(1) 2 CEDAR Memorial Talks are free. From Barbara Emery ( See also

(2) Invitation to submit abstracts for CEDAR 2010 Workshop: Meteoroids and Meteors: Impact Effects (S. Close, L. Dyrud). From Sigrid Close ( See also

(1) 2 CEDAR Memorial Talks are free.

From Barbara Emery (

This year at the 2010 CEDAR Workshop at the University of Colorado in Boulder, we have two memorial talks to honor a couple of giants in our field who passed away within the last year. Michael Mendillo of Boston University will give the Memorial talk on Henry Rishbeth at 10 AM on Wednesday 23 June, while Richard Behnke of the National Science Foundation will honor Bill Gordon at 10 AM on Thursday 24 June. These memorial talks are free to the larger local scientific community in the Boulder area or visitors who might wish to honor these colleagues. The memorial talks will be held at Math-100 and are just after the morning breaks which start at 0930 AM so that any visitors can mingle with the conference participants right before the memorial talks. Further details are on the agenda at

(2) Invitation to submit talks for CEDAR 2010 Workshop: Meteoroids and Meteors: Impact Effects (S. Close, L. Dyrud).

From Sigrid Close (

A meteoroid is defined as a small, solid extraterrestrial object. Upon entry into a planet’s atmosphere, it heats and ablates off particles that then collide with the background neutrals, forming a dense plasma that extends around the meteoroid as well as behind it. These plasmas, referred to as meteors, have been studied for well over a century, yet many outstanding questions remain. These include, but are not limited to, the amount of material deposited into Earth’s atmosphere, the mass flux, the energy flux, and the impact of this flux on upper atmospheric chemistry and ionization. Of particular importance to the CEDAR community is that meteors account for all of the dust, metal neutral and ionized particles in the upper atmosphere. Further, meteoric dust is also thought to provide the condensation nuclei for polar mesospheric clouds PMC (high altitude clouds near 80 km), which is the focus of a current NASA mission (AIM). Additionally, CEDAR researchers have used radar reflections from meteor trails to remotely sense winds and temperatures near the mesopause.

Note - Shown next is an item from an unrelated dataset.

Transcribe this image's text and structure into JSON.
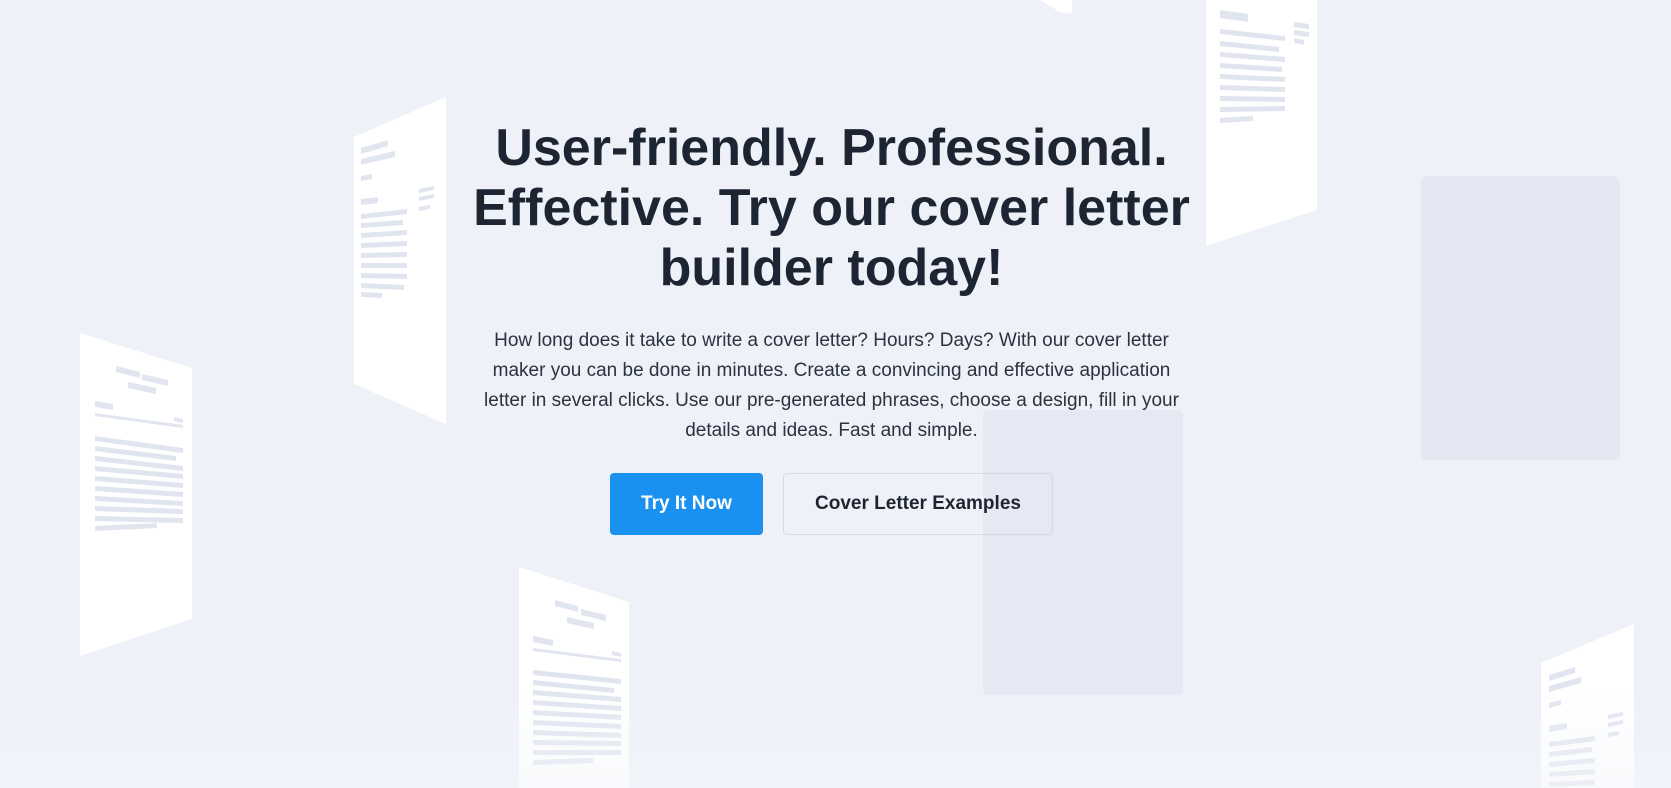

To address these issues, we invite presentations on the physics of meteors and their impact effects on the atmosphere and ionosphere, as well as engineering techniques for observing and characterizing the meteoroid population. We encourage presentations using any data set, including Lidar, radar, and optical, as well as theoretical modeling of meteoroid impact effects.

This year we will continue a panel discussion begun in 2009 on the following topic. "How do we make sense of non-smooth radar “light curves”?” This topic has been the result of a number of recent papers, and disagreement between different researchers. We look forward to a very interesting discussion amongst panel and audience members.

Please contact Sigrid Close ( with at least a title of what you would like to present. The workshop description is located at Please do not change this description or add your name to a list of speakers without contacting the conveners ( and